A chief executive has apologised after a survey of his trust’s staff from minority ethnic backgrounds found many had been subjected to racist behaviour by colleagues.
The staff at East of England Ambulance Service Trust said peers had made monkey noises and referred to banana boats in front of them, excluded them from social events, and assumed they could speak Middle Eastern and Asian languages just because of their skin colour, they told researchers.
The trust has had substantial cultural problems for several years, and commissioned the survey to “better understand the experience, perceptions and realities of the trust BME staff”, a board paper said.
The consultation exercise received 58 responses from 120 employees from minority ethnic backgrounds who were asked. They filled in a confidential survey and 26 also took part in a telephone survey.
The report on its findings, published this week in trust board papers, warns: “There are risks that a minority of EEAST employees are demonstrating behaviours or using language which could be perceived as racist. Reports of subsequent inaction by managers further risk this behaviour being normalised.”
It added that some of the accounts were “extremely rare” to be found within a professional sector of the NHS.
Only a third felt complaints about inappropriate behaviour or language would be dealt with – and some staff were reluctant to call out racist behaviours because they were scared of repercussions.
Although several staff said in the survey there was a generational difference, with workers in their 50s and 60s more likely to display racist attitudes, the report suggested that rather than “older workers” being the root cause, there could be a “more general underlying and unchallenged culture of xenophobia within some pockets of trust employees”.
The report said in some cases, callers to the trust’s emergency operations centre were treated differently if they were from an ethnic minority. In others cases patients were rude to minority ethnic staff, with one paramedic being told “the patient didn’t want to be treated by the likes of me”.
Many survey respondents felt staff from a minority ethnic background were passed over for promotion because “their face didn’t fit”, and were treated differently at job interviews, with 60 per cent saying career development, advancement and training opportunities were not equal.
They struggled to find role models in senior positions and felt little was done to encourage a diverse workforce: only 31 per cent felt senior management showed commitment to promoting equality of opportunity and embracing diversity.

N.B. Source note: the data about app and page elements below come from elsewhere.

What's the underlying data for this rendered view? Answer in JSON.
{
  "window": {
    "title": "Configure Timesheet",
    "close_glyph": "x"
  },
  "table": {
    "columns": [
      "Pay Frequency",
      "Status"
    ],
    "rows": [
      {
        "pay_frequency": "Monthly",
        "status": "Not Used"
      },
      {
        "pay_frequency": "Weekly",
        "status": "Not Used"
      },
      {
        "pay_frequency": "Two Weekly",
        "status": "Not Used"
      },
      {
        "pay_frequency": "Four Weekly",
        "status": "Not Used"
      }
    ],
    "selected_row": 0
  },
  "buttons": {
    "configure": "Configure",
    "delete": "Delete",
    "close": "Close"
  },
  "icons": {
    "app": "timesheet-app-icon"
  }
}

The report made eight recommendations including communicating the findings of the report, repeating it with another group such as LGBTQ+ staff, and improvements to reporting and escalating concerns.
EEAST chief executive Tom Abell personally apologised to staff for their experiences and perceptions, according to the board paper. It said the report made “uncomfortable reading” and set a baseline for improvements.
“A zero tolerance for such poor behaviour was confirmed and, if repeated, appropriate and proportionate action would be taken,” it said. Some of the poor behaviour occurred before the current executive team were in post.
The trust is developing an integrated inclusivity plan which will have a number of key performance indicators to provide greater assurance of progress, it added.
The survey was run by McKenzie Human Resources, a specialist equality, diversity and inclusion consultancy.